Now that it's getting to be spring here, I will probably want to go play outside more - run, hike, bike, etc, in which case I will probably decrease my lifting intensity.
on April 01, 2013
at 12:19 AM
I started lifting with my rugby coach in college, moved on to globo-gym in college doing the same thing on my own, and finally found Crossfit. My box had a definite strength bias, and the owner had lots of olympic lifting experience, so I fell into that for a while. I loved it! I've also been through Wendler 5-3-1 cycles, etc. I do more Crossfit these days, but the strength lifts are always my favorite.
I think most of what I wanted to say is that I love out-lifting other girls at my Crossfit, and when I lift elsewhere, I am totally fine with gym bums thinking I'm a badass. (I'm also pretty small in stature, so I think it's especially surprising when I can lift something heavy.) I used to be intimidated by other weightlifters, but now that I know what I'm doing, I just don't care. I'm also a bit of a weightlifting evangelist--whenever the SAD-eating, out of shape women at work complain about how terrible the treadmill is, I tell them "do some squats!" Being strong is a godsend for metabolism. They have no idea. (Also, running sucks.) In fact, aside from the rugby, my main motivator for working out used to be so that I could eat more. Now I guess that's just a given :)
on March 31, 2013
at 08:13 PM
It all started when I was anorexic. As the number on the scale went down, the number on the barbell/kettlebell/what-have-you had to go up or else I had failed. Back in those glorious days, I did primarily isolated movements like bicep curls. Suffice to say, I never gained much strength. Fast forward until I was hospitalized, and the treatment program had a sort of "exercise as reward" set-up. You get to a certain percentage of your ideal body weight, and you're allowed to stretch under supervision. Get to a higher percent, and you can walk for ten minutes at 3 miles per hour. The final progressions were "weight-lifting" with three and then five pound dumbells. I still laugh to this day.
Anyway, after I was discharged, I maintained my weight, which allowed me to return to my compulsive exercise regime.
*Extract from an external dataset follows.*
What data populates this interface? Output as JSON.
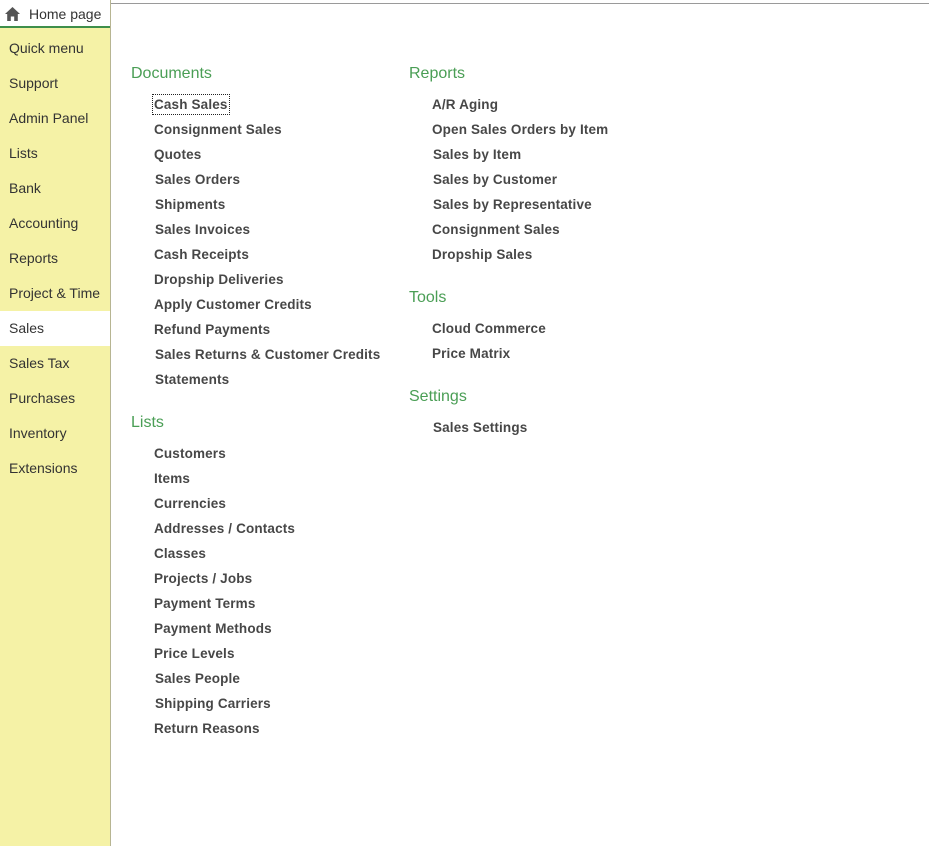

Cue chronic cardio. I did this while eating the diet love child of paleo/primal and conventional wisdom: nothing but chicken breasts and vegetables. After months of eating those foods at home, I mustered up the courage to eat those same foods at a restaurant (progress!). The restaurant I went to happened to be next to a crossfit, and, naturally, anything remotely exercise-raelated piqued my interest. So then I started crossfit, ate paleo, and lived happily ever after.
LOL NOPE. I got stronger, sure, but I also got overtraining syndrome. I felt weak and mediocre for struggling to do what I used to do for hours a day and for weeks on end. I don't have a success story. What I do have is this need for balance and moderation???the bane of my existence???because I know that not destroying myself physically keeps be in a better state mentally. Besides, I'm no longer on the verge of death, and I guess that's at least an improvement.
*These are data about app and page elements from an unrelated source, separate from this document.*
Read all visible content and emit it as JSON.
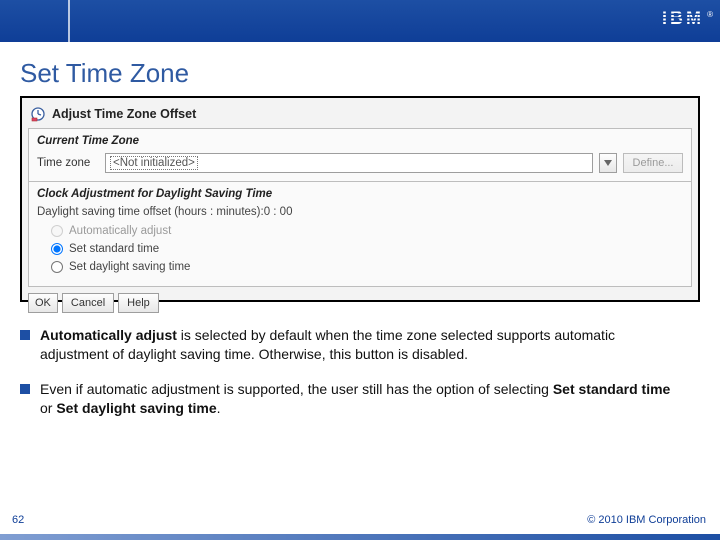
{
  "brand": {
    "logo_text": "IBM",
    "registered": "®"
  },
  "slide": {
    "title": "Set Time Zone",
    "page_number": "62",
    "copyright": "© 2010 IBM Corporation"
  },
  "dialog": {
    "title": "Adjust Time Zone Offset",
    "section1_title": "Current Time Zone",
    "timezone_label": "Time zone",
    "timezone_value": "<Not initialized>",
    "define_button": "Define...",
    "section2_title": "Clock Adjustment for Daylight Saving Time",
    "dst_offset_label": "Daylight saving time offset (hours : minutes):",
    "dst_offset_value": "0 : 00",
    "radios": {
      "auto": "Automatically adjust",
      "standard": "Set standard time",
      "daylight": "Set daylight saving time",
      "selected": "standard"
    },
    "buttons": {
      "ok": "OK",
      "cancel": "Cancel",
      "help": "Help"
    }
  },
  "bullets": [
    {
      "before_bold": "",
      "bold": "Automatically adjust",
      "after_bold": " is selected by default when the time zone selected supports automatic adjustment of daylight saving time. Otherwise, this button is disabled."
    },
    {
      "text_before": "Even if automatic adjustment is supported, the user still has the option of selecting ",
      "bold1": "Set standard time",
      "mid": " or ",
      "bold2": "Set daylight saving time",
      "end": "."
    }
  ]
}
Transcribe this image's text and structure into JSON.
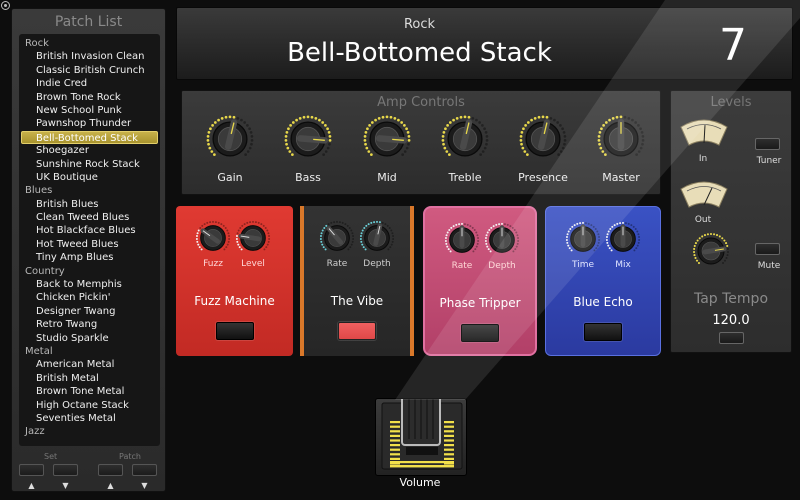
{
  "window": {
    "close_icon": "close-circle-icon"
  },
  "sidebar": {
    "title": "Patch List",
    "categories": [
      {
        "name": "Rock",
        "items": [
          "British Invasion Clean",
          "Classic British Crunch",
          "Indie Cred",
          "Brown Tone Rock",
          "New School Punk",
          "Pawnshop Thunder",
          "Bell-Bottomed Stack",
          "Shoegazer",
          "Sunshine Rock Stack",
          "UK Boutique"
        ]
      },
      {
        "name": "Blues",
        "items": [
          "British Blues",
          "Clean Tweed Blues",
          "Hot Blackface Blues",
          "Hot Tweed Blues",
          "Tiny Amp Blues"
        ]
      },
      {
        "name": "Country",
        "items": [
          "Back to Memphis",
          "Chicken Pickin'",
          "Designer Twang",
          "Retro Twang",
          "Studio Sparkle"
        ]
      },
      {
        "name": "Metal",
        "items": [
          "American Metal",
          "British Metal",
          "Brown Tone Metal",
          "High Octane Stack",
          "Seventies Metal"
        ]
      },
      {
        "name": "Jazz",
        "items": []
      }
    ],
    "selected": "Bell-Bottomed Stack",
    "set_label": "Set",
    "patch_label": "Patch",
    "up_arrow": "▲",
    "down_arrow": "▼"
  },
  "header": {
    "category": "Rock",
    "patch_name": "Bell-Bottomed Stack",
    "patch_number": "7"
  },
  "amp_controls": {
    "title": "Amp Controls",
    "knobs": [
      {
        "label": "Gain",
        "value": 0.55
      },
      {
        "label": "Bass",
        "value": 0.85
      },
      {
        "label": "Mid",
        "value": 0.85
      },
      {
        "label": "Treble",
        "value": 0.55
      },
      {
        "label": "Presence",
        "value": 0.55
      },
      {
        "label": "Master",
        "value": 0.5
      }
    ]
  },
  "levels": {
    "title": "Levels",
    "in_label": "In",
    "out_label": "Out",
    "tuner_label": "Tuner",
    "mute_label": "Mute",
    "output_knob_value": 0.8,
    "tap_tempo_label": "Tap Tempo",
    "tempo": "120.0"
  },
  "pedals": [
    {
      "name": "Fuzz Machine",
      "knobs": [
        {
          "label": "Fuzz",
          "value": 0.3
        },
        {
          "label": "Level",
          "value": 0.2
        }
      ],
      "color": "#d9332e",
      "active": false
    },
    {
      "name": "The Vibe",
      "knobs": [
        {
          "label": "Rate",
          "value": 0.35
        },
        {
          "label": "Depth",
          "value": 0.55
        }
      ],
      "color": "#2c2c2c",
      "active": true
    },
    {
      "name": "Phase Tripper",
      "knobs": [
        {
          "label": "Rate",
          "value": 0.5
        },
        {
          "label": "Depth",
          "value": 0.5
        }
      ],
      "color": "#c24a72",
      "active": false
    },
    {
      "name": "Blue Echo",
      "knobs": [
        {
          "label": "Time",
          "value": 0.5
        },
        {
          "label": "Mix",
          "value": 0.5
        }
      ],
      "color": "#3345b0",
      "active": false
    }
  ],
  "volume": {
    "label": "Volume",
    "value": 1.0
  },
  "colors": {
    "accent": "#e8d84a",
    "selected": "#b9a23a",
    "vibe_led": "#e04848"
  }
}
on April 01, 2013
at 05:00 AM
I started lifting almost two years ago. I had already starting eating paleo, and walking 5 miles a day. I had lost quite a bit of weight, but had more to go. At first, I felt very conspicuous. I was over forty, fat, and female. It was definitely a boys club. Most pointedly ignored me. Some were a bit rude. But whenever I felt out of place, I would remember that my daughter was 10lb 7oz when I had her. Vaginally. With no meds. So screw it, I'm tough as hell.
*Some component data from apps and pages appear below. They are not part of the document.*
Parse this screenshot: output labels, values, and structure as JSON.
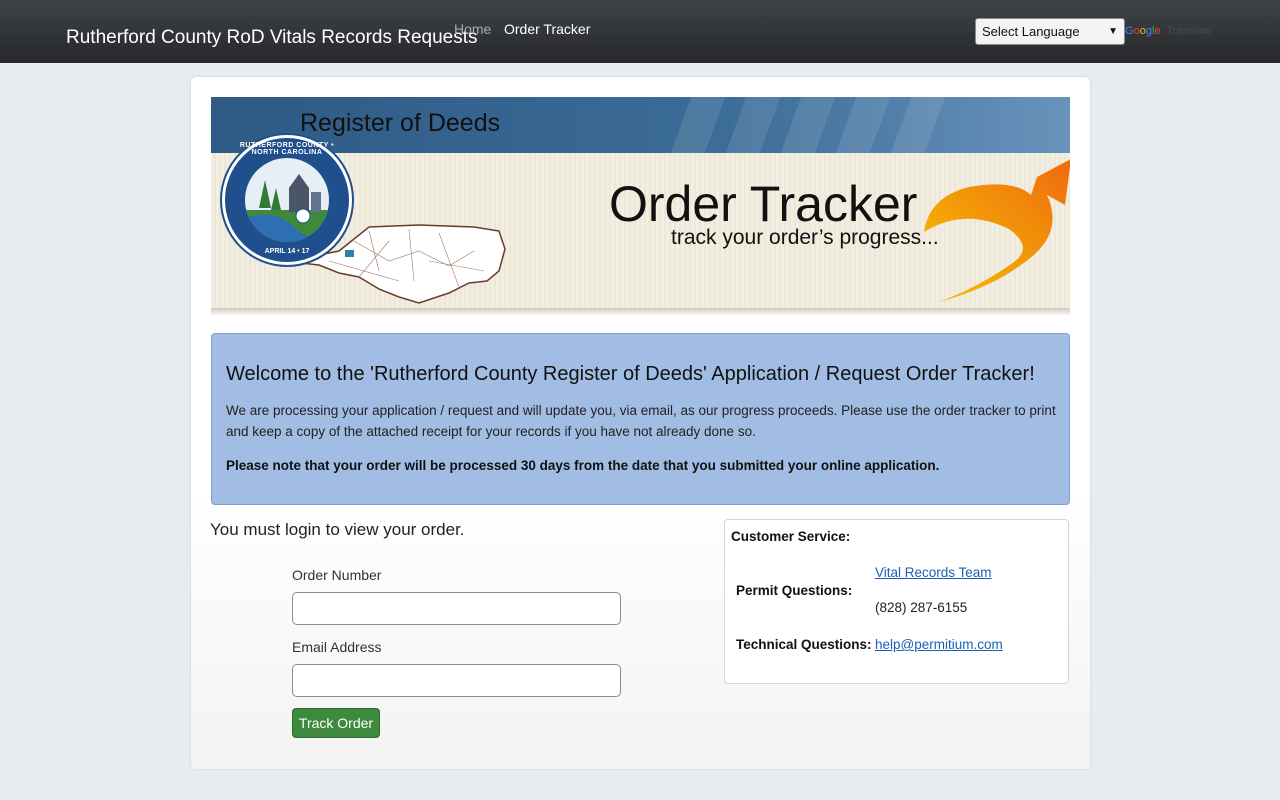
{
  "navbar": {
    "brand": "Rutherford County RoD Vitals Records Requests",
    "links": [
      "Home",
      "Order Tracker"
    ],
    "language_select": "Select Language",
    "google": [
      "G",
      "o",
      "o",
      "g",
      "l",
      "e"
    ],
    "translate": "Translate"
  },
  "banner": {
    "header": "Register of Deeds",
    "title": "Order Tracker",
    "subtitle": "track your order’s progress...",
    "seal_top": "RUTHERFORD COUNTY • NORTH CAROLINA",
    "seal_bottom": "APRIL 14 • 17"
  },
  "welcome": {
    "heading": "Welcome to the 'Rutherford County Register of Deeds' Application / Request Order Tracker!",
    "body": "We are processing your application / request and will update you, via email, as our progress proceeds. Please use the order tracker to print and keep a copy of the attached receipt for your records if you have not already done so.",
    "note": "Please note that your order will be processed 30 days from the date that you submitted your online application."
  },
  "login": {
    "title": "You must login to view your order.",
    "order_label": "Order Number",
    "order_value": "",
    "email_label": "Email Address",
    "email_value": "",
    "button": "Track Order"
  },
  "customer_service": {
    "title": "Customer Service:",
    "permit_label": "Permit Questions:",
    "permit_link": "Vital Records Team",
    "permit_phone": "(828) 287-6155",
    "tech_label": "Technical Questions:",
    "tech_email": "help@permitium.com"
  },
  "colors": {
    "navbar": "#2f3235",
    "welcome_bg": "#a2bde3",
    "button": "#3d8a3f",
    "link": "#1a5fb4"
  }
}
Now I outlift many of the men. I am strong, and extremely proud of that. And I hope that more of the women at my gym start lifting heavier.
I pyramid my workouts, and I do 2-3 days a week. I still walk, and ride a bike. I eat well.